After struggling through many cycles of trying and failing to successfully set up a particular protocol, Chase had to take a step back and reflect. Each experiment took 2-3 days to complete, and it was frustrating because they just couldn’t get things to work. He had been in the lab for hours on a Saturday when it dawned on him. There was one solution in the lab they were using for all of the experiments that wasn’t working. Chase scrapped everything and started back at square one. When he went to analyze his sample, he was thrilled to see that it finally worked. Sometimes approaching a problem with a fresh perspective can help you identify a solution.
A Shining Success! (25:17)
For Chase, their company IQuity has been a great success. There have been many small successes along the way that helped them get funding, and now the project has really taken off. He is proud of the science, the potential impact, and the people who are working hard to make it all possible. Chase really started to believe in the project when they were able to successfully predict, based on initial blood samples taken in the clinic, which patients would go on to develop multiple sclerosis. At this point, he knew the importance of the technology and knew it could really change people’s lives.
Most Treasured Travel (28:23)
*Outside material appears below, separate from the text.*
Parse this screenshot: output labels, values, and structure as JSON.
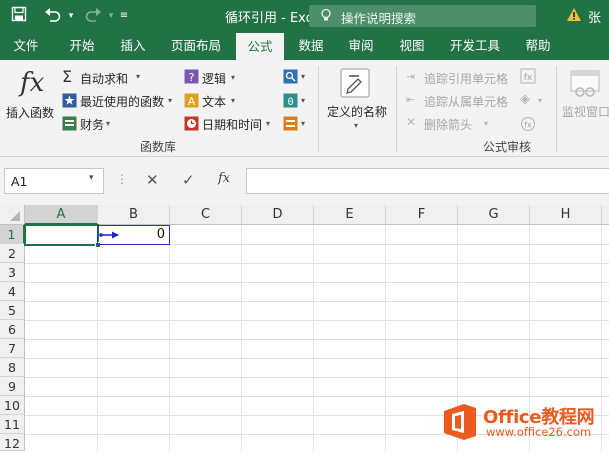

Last fall, Chase presented their findings in London at the European Committee for Treatment and Research in Multiple Sclerosis (ECTRIMS) conference. This is a major conference in the field of multiple sclerosis research, and it brings together a great mix of clinicians, researchers, data scientists, and others. Chase was talked to scientists and medical professionals from all over the world, and through conversations and their feedback, he was able to think about his work in new and constructive ways. He is hoping to return to the city soon for more exploring and sightseeing.
Quirky Traditions and Funny Memories (31:14)
For Chase, Tom Aune has been a phenomenal mentor and colleague. Over the years, he has passed on important lessons, sometimes from unexpected sources. For example, there was a magazine article by Charles Nicholson called “What Dogs Know” to which Tom often referred. One piece of wisdom from the dog article came to be known as the “Squirrel Rule” because it said that trying to chase two squirrels into a tree at once is the surest way to lose both. Tom would remind Chase of the “Squirrel Rule” every time he was tempted to simultaneously write two grants. Another rule from the dog article often referred to says that if your job involves swimming in a creek, there is no point in wondering if the water is cold. This comes up whenever Chase complains about things like the challenging funding climate.
Advice For Us All (35:53)
A professor of religion at Sewanee named Jerry Smith introduced Chase to the idea from Sören Kierkegaard that purity of heart is to will one thing. Chase tries to keep this in mind when he wants to tackle 10 or 15 projects at once. It is important to focus on one objective and see it through. In addition, while serving as the Chief of the Fire Department at Sewanee in college, Chase learned from the Head Chief that dealing with people can be done in two ways, similar to the two ways you can hold a bird. You can cradle a bird in your hand or hold it with your hand around its neck. Though it can be tempting in the business world to choose the latter, delicacy is often important for navigating relationships and motivating people to work to advance a single mission.
Chase serves as Chief Executive Officer at IQuity, Inc. and oversees all day-to-day aspects of the company, ensuring the vision and mission are realized. Through combined experiences in the laboratory and clinic, Chase is committed to translating basic science discoveries into improved diagnostic strategies for patients with autoimmune conditions. Chase’s published work explores the molecular basis for autoimmune disease and further examines therapeutic targets in the management of these diseases leveraging a diverse set of genomic and biochemical approaches including gene expression and next-generation sequencing technologies. In an ongoing project, Chase and his team are working on developing a blood test to diagnose multiple sclerosis. This diagnostic test would allow diagnosis of the condition sooner, allowing patients to begin their treatments earlier.